- Print outs of the student's/scholar's records from the institution's information systems (contact info, immigration information, advising notes, class or work schedule, emergency contact information)
- Contact page (a template in which you can quickly note every individual you contact regarding the case, and notes regarding the conversations)
Determine if the student/scholar has restricted directory information. Consider institutional polices like FERPA and HIPAA.
- FERPA provides the authority for the release of information about a student in an emergency situation—when it is "necessary to protect the health or safety of the student or other individuals" However, before giving out information about a student to friends or family, confirm with supervisors and legal affairs.
If appropriate, seek to speak with the student/scholar yourself, either by phone or request a meeting in your office. Do not attempt to visit the student at their residence. If you are concerned about the student/scholar's safety, contact campus police department or emergency services.
When speaking with the student/scholar, be an active listener. Be aware of warning signs as you listen to the student/scholar while noticing appearance and body language.
Utilize resources on campus that can assume specific responsibilities of the situation. These offices not only provide services for the student/scholar directly, but often can offer you support and advice.
- Counseling and mental health center
- Student health services center
- Employee assistance program
If appropriate, check with other points of contact to assess the student's/scholar's level of crisis.
- Consider meeting together to create a plan to support the student/scholar
- Establish "lead" contact person in the appropriate campus departments or other
- Contact the student's or scholar's academic connections
- Dean's office of the student's college, department of the employee
- Academic adviser or supervising professor
- Faculty members, teaching assistants

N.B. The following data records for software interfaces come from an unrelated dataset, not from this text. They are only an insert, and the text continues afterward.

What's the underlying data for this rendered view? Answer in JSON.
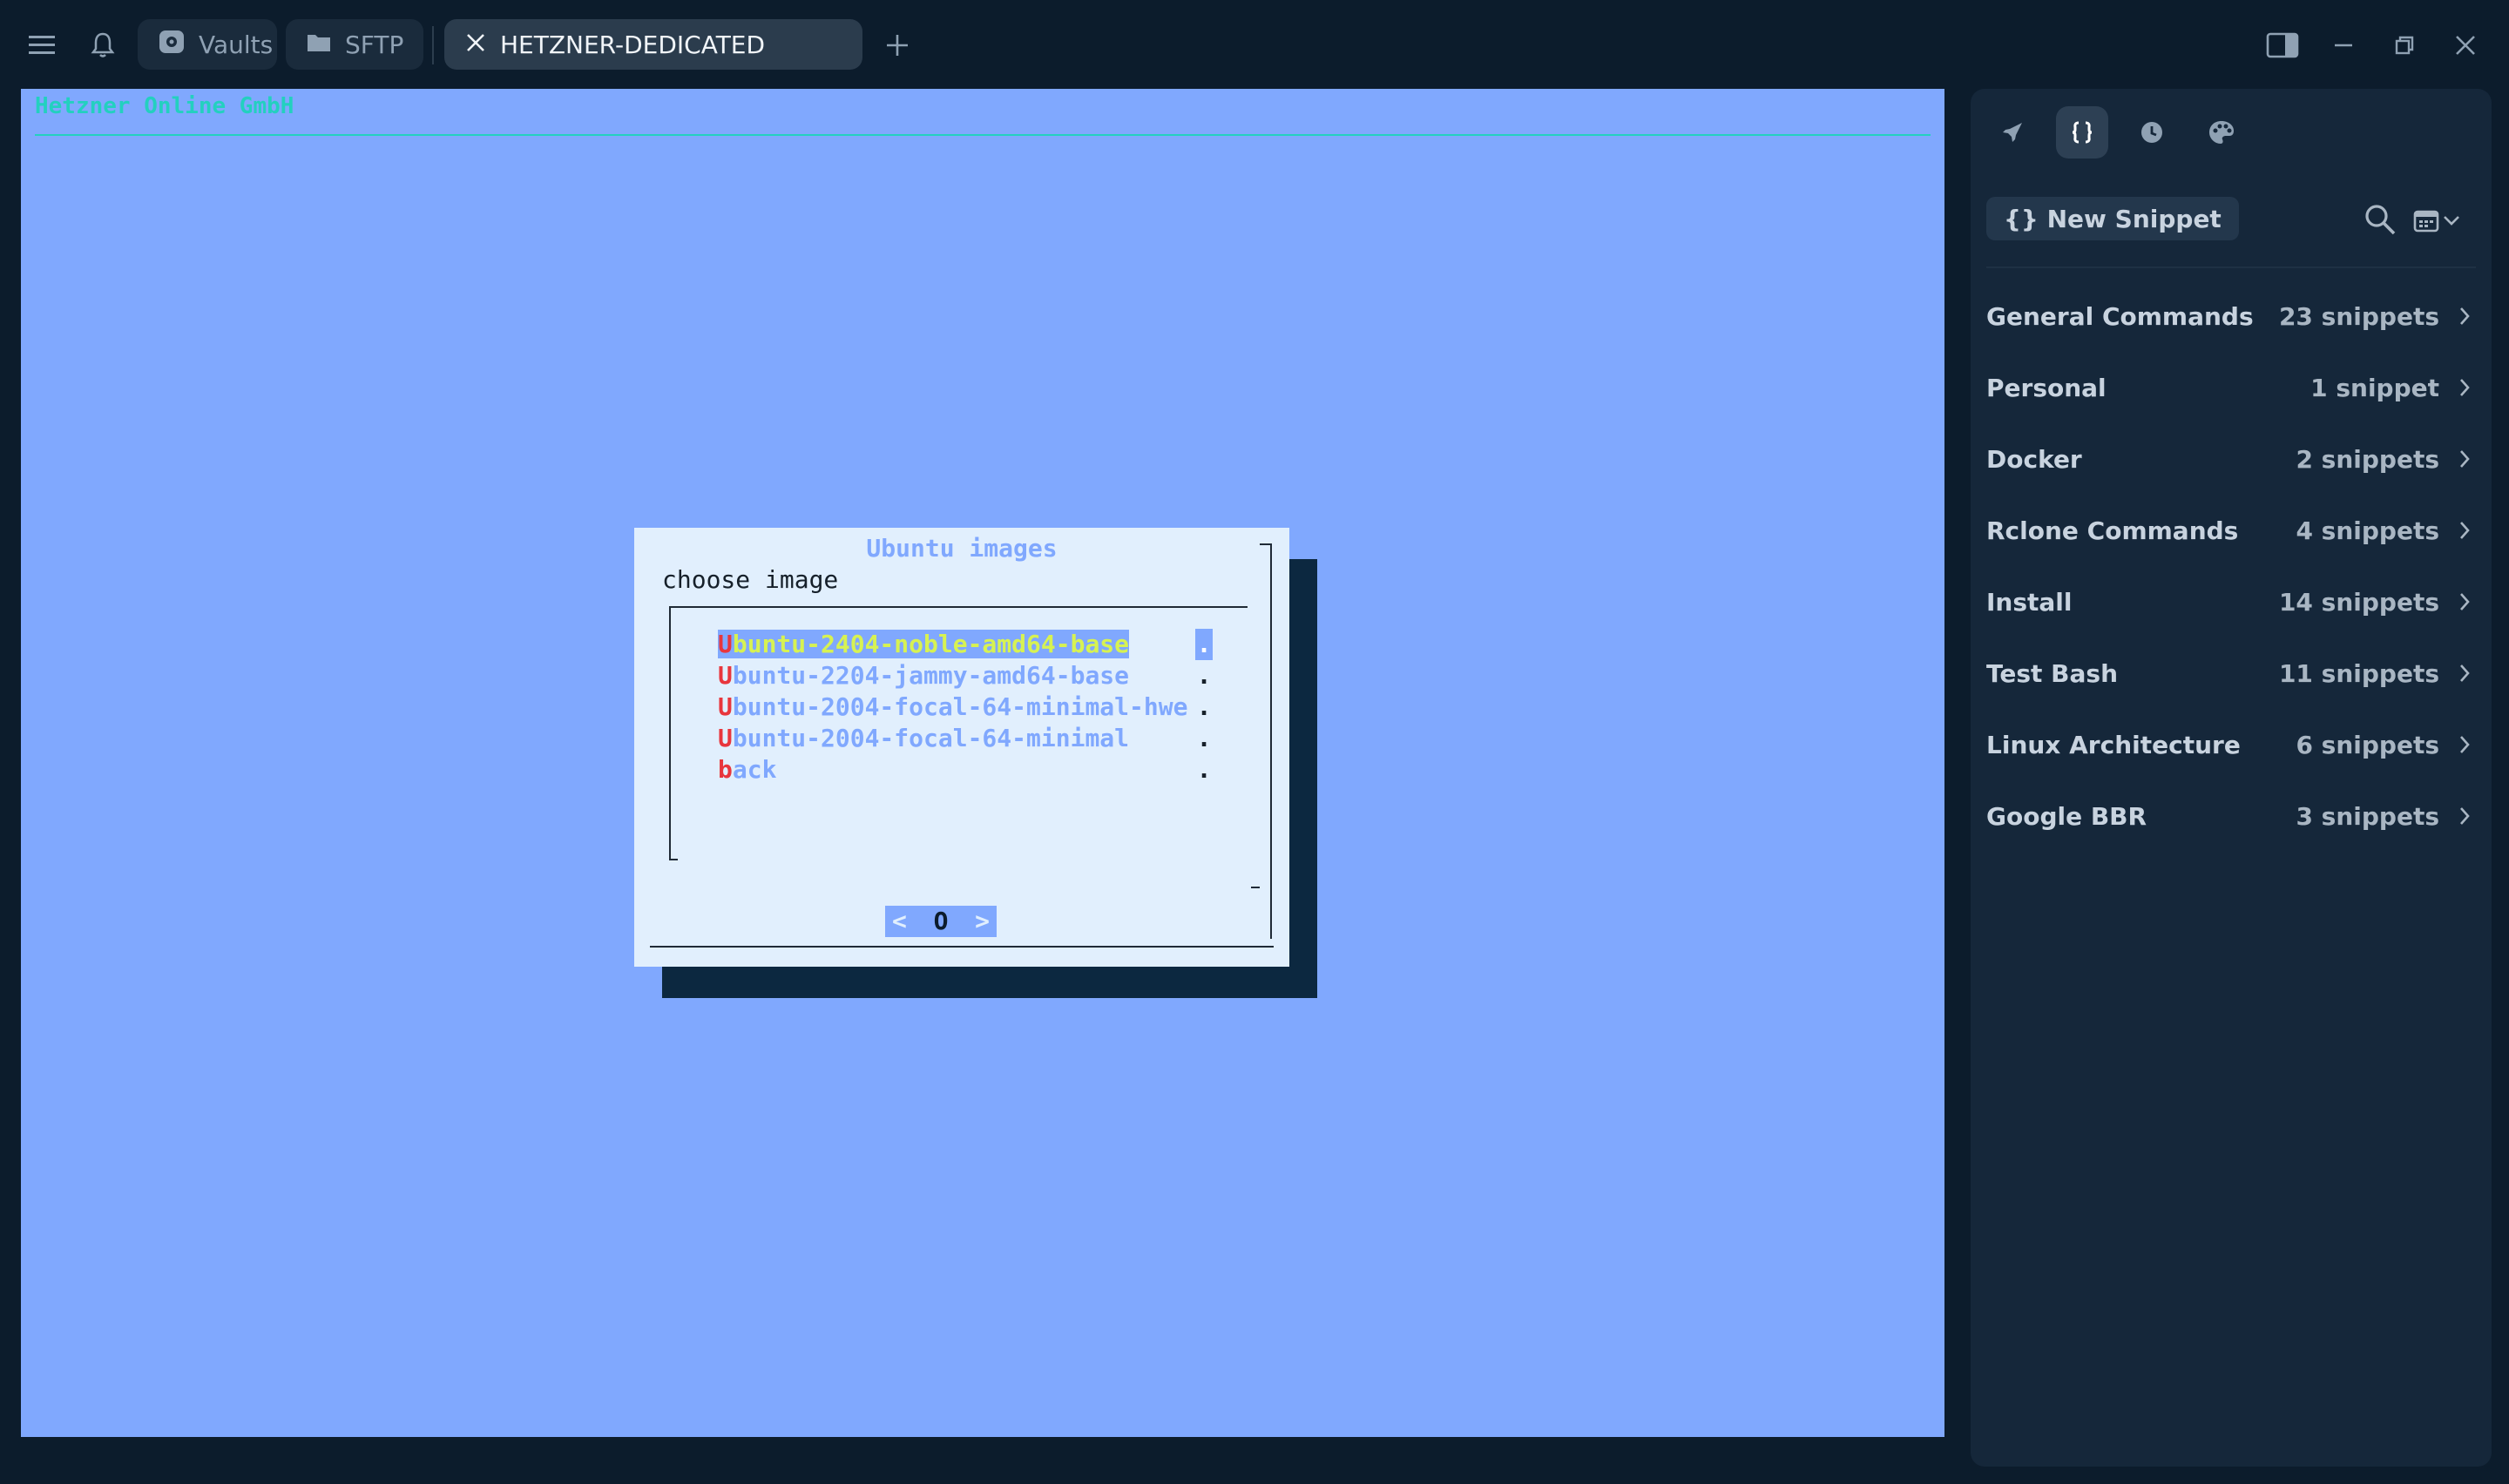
{
  "titlebar": {
    "tabs": [
      {
        "label": "Vaults",
        "icon": "vault-icon"
      },
      {
        "label": "SFTP",
        "icon": "folder-icon"
      },
      {
        "label": "HETZNER-DEDICATED",
        "icon": "close-icon",
        "active": true
      }
    ]
  },
  "terminal": {
    "header": "Hetzner Online GmbH",
    "dialog": {
      "title": "Ubuntu images",
      "prompt": "choose image",
      "items": [
        {
          "hotkey": "U",
          "rest": "buntu-2404-noble-amd64-base",
          "selected": true
        },
        {
          "hotkey": "U",
          "rest": "buntu-2204-jammy-amd64-base"
        },
        {
          "hotkey": "U",
          "rest": "buntu-2004-focal-64-minimal-hwe"
        },
        {
          "hotkey": "U",
          "rest": "buntu-2004-focal-64-minimal"
        },
        {
          "hotkey": "b",
          "rest": "ack"
        }
      ],
      "item_marker": ".",
      "ok_button": {
        "left": "<",
        "label": "O",
        "right": ">"
      }
    }
  },
  "sidebar": {
    "tools": [
      "rocket-icon",
      "snippets-icon",
      "history-icon",
      "palette-icon"
    ],
    "new_snippet_label": "{} New Snippet",
    "groups": [
      {
        "name": "General Commands",
        "count": "23 snippets"
      },
      {
        "name": "Personal",
        "count": "1 snippet"
      },
      {
        "name": "Docker",
        "count": "2 snippets"
      },
      {
        "name": "Rclone Commands",
        "count": "4 snippets"
      },
      {
        "name": "Install",
        "count": "14 snippets"
      },
      {
        "name": "Test Bash",
        "count": "11 snippets"
      },
      {
        "name": "Linux Architecture",
        "count": "6 snippets"
      },
      {
        "name": "Google BBR",
        "count": "3 snippets"
      }
    ]
  },
  "colors": {
    "terminal_bg": "#80a8fe",
    "header_green": "#23d0bf",
    "dialog_bg": "#e1effd",
    "hotkey_red": "#e8363d",
    "selected_fg": "#d7f252",
    "app_bg": "#0c1c2c",
    "sidebar_bg": "#15273a"
  }
}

- Contact relevant campus units
- campus police department (to see if the student/ scholar has been involved in any incidents).
- housing staff, residence hall director, apartment coordinator
- If severe, it may be necessary to contact family members or emergency contacts
Offer support to affected individuals (if they identify themselves)
- student organizations
Gather information concerning health insurance benefits. If a student/scholar has access to additional mental health services or facilities, it's important to note. Determine if the student has medical evacuation services, and if deemed necessary, know the process.
If student/scholar is able to continue, monitor the student's/scholar's well-being during the course of their program.
If the student/scholar is not able to continue, assist in making plans for departure and settling affairs. If medical evacuation is necessary, work with insurance provider.